On January 17th, 2019 the Ontario government released changes to the current Ontario tuition framework, which includes a 10% decrease in tuition costs to publicly funded universities and colleges, a freeze of tuition costs in the 2020-2021 school year, changes to the Ontario Student Assistance Program (OSAP) and an option to opt-out of non-essential ancillary fees.
For the 2018-2019 school year, the average Ontario engineering tuition was $12,543 for domestic students. This amount is substantially higher than the engineering tuition in all other Canadian provinces. Ontario engineering students are appreciative of the 10% reduction in tuition fees followed by a tuition freeze. However, the Engineering Student Societies’ Council of Ontario (ESSCO) is concerned about the effect of the tuition fee reduction on the quality of education, and access to high quality lab resources, such as modern equipment and supplies, without increased public funding.
Engineering students are also concerned about the various changes to OSAP, particularly the shift to a system that distributes a higher ratio of loans to grants. ESSCO hopes that the changes do not affect the accessibility of an engineering education in Ontario, especially among lower income students.
ESSCO is also disappointed with the elimination of the six month grace period to pay back student loans without interest. According to Stats Canada data, only 38% of graduating students gain employment within the Engineering field, and most take many months to find employment in other fields. The elimination of the interest-free grace period will have a substantial negative financial impact on the majority of Ontario engineering student graduates.

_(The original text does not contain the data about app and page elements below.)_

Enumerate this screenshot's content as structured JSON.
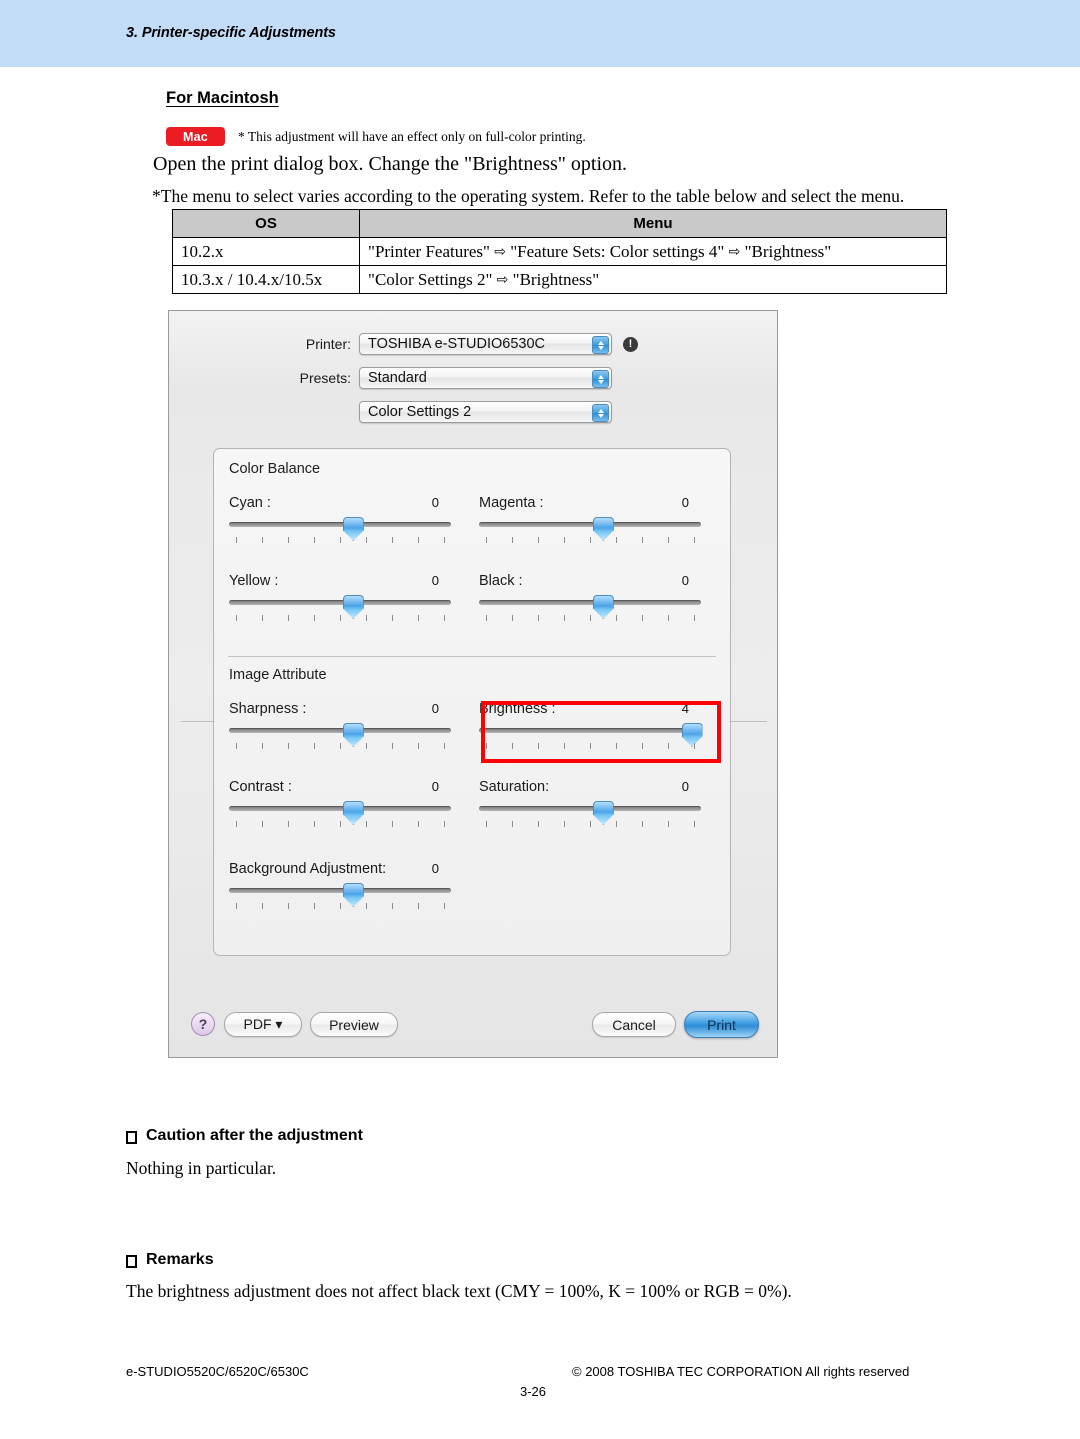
{
  "header": {
    "chapter": "3. Printer-specific Adjustments"
  },
  "section": {
    "title": "For Macintosh",
    "badge": "Mac",
    "badge_note": "* This adjustment will have an effect only on full-color printing.",
    "instruction": "Open the print dialog box.  Change the \"Brightness\" option.",
    "menu_note": "*The menu to select varies according to the operating system.  Refer to the table below and select the menu."
  },
  "os_table": {
    "headers": [
      "OS",
      "Menu"
    ],
    "rows": [
      {
        "os": "10.2.x",
        "menu_parts": [
          "\"Printer Features\"",
          "\"Feature Sets: Color settings 4\"",
          "\"Brightness\""
        ]
      },
      {
        "os": "10.3.x / 10.4.x/10.5x",
        "menu_parts": [
          "\"Color Settings 2\"",
          "\"Brightness\""
        ]
      }
    ],
    "arrow": "⇨"
  },
  "print_dialog": {
    "printer_label": "Printer:",
    "printer_value": "TOSHIBA e-STUDIO6530C",
    "info_icon": "!",
    "presets_label": "Presets:",
    "presets_value": "Standard",
    "pane_value": "Color Settings 2",
    "groups": [
      {
        "title": "Color Balance"
      },
      {
        "title": "Image Attribute"
      }
    ],
    "sliders": [
      {
        "name": "cyan",
        "label": "Cyan :",
        "value": "0",
        "pos": 4
      },
      {
        "name": "magenta",
        "label": "Magenta :",
        "value": "0",
        "pos": 4
      },
      {
        "name": "yellow",
        "label": "Yellow :",
        "value": "0",
        "pos": 4
      },
      {
        "name": "black",
        "label": "Black :",
        "value": "0",
        "pos": 4
      },
      {
        "name": "sharpness",
        "label": "Sharpness :",
        "value": "0",
        "pos": 4
      },
      {
        "name": "brightness",
        "label": "Brightness :",
        "value": "4",
        "pos": 8
      },
      {
        "name": "contrast",
        "label": "Contrast :",
        "value": "0",
        "pos": 4
      },
      {
        "name": "saturation",
        "label": "Saturation:",
        "value": "0",
        "pos": 4
      },
      {
        "name": "background",
        "label": "Background Adjustment:",
        "value": "0",
        "pos": 4
      }
    ],
    "footer": {
      "help": "?",
      "pdf": "PDF ▾",
      "preview": "Preview",
      "cancel": "Cancel",
      "print": "Print"
    },
    "highlight_color": "#ff0000"
  },
  "caution": {
    "heading": "Caution after the adjustment",
    "body": "Nothing in particular."
  },
  "remarks": {
    "heading": "Remarks",
    "body": "The brightness adjustment does not affect black text (CMY = 100%, K = 100% or RGB = 0%)."
  },
  "footer": {
    "left": "e-STUDIO5520C/6520C/6530C",
    "right": "© 2008 TOSHIBA TEC CORPORATION All rights reserved",
    "page": "3-26"
  }
}
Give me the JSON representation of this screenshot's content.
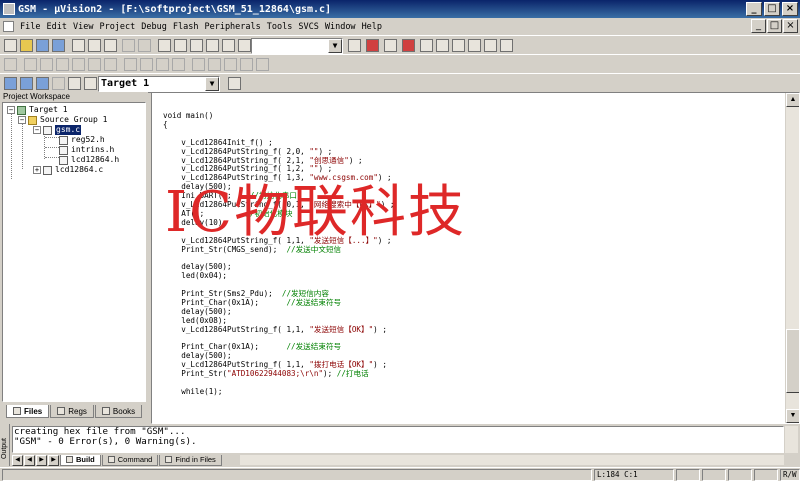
{
  "window": {
    "title": "GSM  - µVision2 - [F:\\softproject\\GSM_51_12864\\gsm.c]",
    "buttons": [
      "_",
      "□",
      "×"
    ]
  },
  "menu": {
    "items": [
      "File",
      "Edit",
      "View",
      "Project",
      "Debug",
      "Flash",
      "Peripherals",
      "Tools",
      "SVCS",
      "Window",
      "Help"
    ]
  },
  "toolbar3": {
    "target_label": "Target 1"
  },
  "workspace": {
    "title": "Project Workspace",
    "tree": [
      "Target 1",
      "Source Group 1",
      "gsm.c",
      "reg52.h",
      "intrins.h",
      "lcd12864.h",
      "lcd12864.c"
    ],
    "tabs": [
      "Files",
      "Regs",
      "Books"
    ]
  },
  "editor": {
    "lines": [
      [
        {
          "t": "void main()",
          "c": "kw"
        }
      ],
      [
        {
          "t": "{",
          "c": "kw"
        }
      ],
      [],
      [
        {
          "t": "    v_Lcd12864Init_f() ;",
          "c": "kw"
        }
      ],
      [
        {
          "t": "    v_Lcd12864PutString_f( 2,0, ",
          "c": "kw"
        },
        {
          "t": "\"\"",
          "c": "str"
        },
        {
          "t": ") ;",
          "c": "kw"
        }
      ],
      [
        {
          "t": "    v_Lcd12864PutString_f( 2,1, ",
          "c": "kw"
        },
        {
          "t": "\"创思通信\"",
          "c": "str"
        },
        {
          "t": ") ;",
          "c": "kw"
        }
      ],
      [
        {
          "t": "    v_Lcd12864PutString_f( 1,2, ",
          "c": "kw"
        },
        {
          "t": "\"\"",
          "c": "str"
        },
        {
          "t": ") ;",
          "c": "kw"
        }
      ],
      [
        {
          "t": "    v_Lcd12864PutString_f( 1,3, ",
          "c": "kw"
        },
        {
          "t": "\"www.csgsm.com\"",
          "c": "str"
        },
        {
          "t": ") ;",
          "c": "kw"
        }
      ],
      [
        {
          "t": "    delay(500);",
          "c": "kw"
        }
      ],
      [
        {
          "t": "    Ini_UART();",
          "c": "kw"
        },
        {
          "t": "    //初始化串口",
          "c": "cmt"
        }
      ],
      [
        {
          "t": "    v_Lcd12864PutString_f( 0,1, ",
          "c": "kw"
        },
        {
          "t": "\"网络搜索中【OK】\"",
          "c": "str"
        },
        {
          "t": ") ;",
          "c": "kw"
        }
      ],
      [
        {
          "t": "    AT();",
          "c": "kw"
        },
        {
          "t": "         //初始化模块",
          "c": "cmt"
        }
      ],
      [
        {
          "t": "    delay(10);",
          "c": "kw"
        }
      ],
      [],
      [
        {
          "t": "    v_Lcd12864PutString_f( 1,1, ",
          "c": "kw"
        },
        {
          "t": "\"发送短信【...】\"",
          "c": "str"
        },
        {
          "t": ") ;",
          "c": "kw"
        }
      ],
      [
        {
          "t": "    Print_Str(CMGS_send);",
          "c": "kw"
        },
        {
          "t": "  //发送中文短信",
          "c": "cmt"
        }
      ],
      [],
      [
        {
          "t": "    delay(500);",
          "c": "kw"
        }
      ],
      [
        {
          "t": "    led(0x04);",
          "c": "kw"
        }
      ],
      [],
      [
        {
          "t": "    Print_Str(Sms2_Pdu);",
          "c": "kw"
        },
        {
          "t": "  //发短信内容",
          "c": "cmt"
        }
      ],
      [
        {
          "t": "    Print_Char(0x1A);",
          "c": "kw"
        },
        {
          "t": "      //发送结束符号",
          "c": "cmt"
        }
      ],
      [
        {
          "t": "    delay(500);",
          "c": "kw"
        }
      ],
      [
        {
          "t": "    led(0x08);",
          "c": "kw"
        }
      ],
      [
        {
          "t": "    v_Lcd12864PutString_f( 1,1, ",
          "c": "kw"
        },
        {
          "t": "\"发送短信【OK】\"",
          "c": "str"
        },
        {
          "t": ") ;",
          "c": "kw"
        }
      ],
      [],
      [
        {
          "t": "    Print_Char(0x1A);",
          "c": "kw"
        },
        {
          "t": "      //发送结束符号",
          "c": "cmt"
        }
      ],
      [
        {
          "t": "    delay(500);",
          "c": "kw"
        }
      ],
      [
        {
          "t": "    v_Lcd12864PutString_f( 1,1, ",
          "c": "kw"
        },
        {
          "t": "\"拨打电话【OK】\"",
          "c": "str"
        },
        {
          "t": ") ;",
          "c": "kw"
        }
      ],
      [
        {
          "t": "    Print_Str(",
          "c": "kw"
        },
        {
          "t": "\"ATD10622944083;\\r\\n\"",
          "c": "str"
        },
        {
          "t": "); ",
          "c": "kw"
        },
        {
          "t": "//打电话",
          "c": "cmt"
        }
      ],
      [],
      [
        {
          "t": "    while(1);",
          "c": "kw"
        }
      ]
    ]
  },
  "watermark": {
    "text": "IC物联科技",
    "color": "#de2828"
  },
  "output": {
    "side_label": "Output",
    "lines": [
      "creating hex file from \"GSM\"...",
      "\"GSM\" - 0 Error(s), 0 Warning(s)."
    ],
    "tabs": [
      "Build",
      "Command",
      "Find in Files"
    ]
  },
  "status": {
    "position": "L:184 C:1",
    "mode": "R/W"
  }
}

The effect of an online opt-out option for all non-essential non-tuition fees on ESSCO member engineering societies is troublesome. ESSCO strives to ensure that all engineering students continue to have access to the essential services provided by their individual school engineering societies. ESSCO Vice President, Logan McFadden, states that “Engineering Societies provide academic support, accountability for larger organizations such as their faculty and administration, and provide representation on a local and provincial scale. They also foster a sense of community and develop their students on a professional and leadership level.” First year undergraduate students are unaware of the role their student society provide until after they begin their studies.
ESSCO acts as a liaison to the provincial government and relevant stakeholders in engineering education. Reduced student member fees will diminish ESSCO’s capacity to provide the benefits that it currently offers, and negatively impact the entire engineering undergraduate body.
ESSCO hopes to work with the Government of Ontario to fully understand the implications of these changes and how it adversely impacts our members.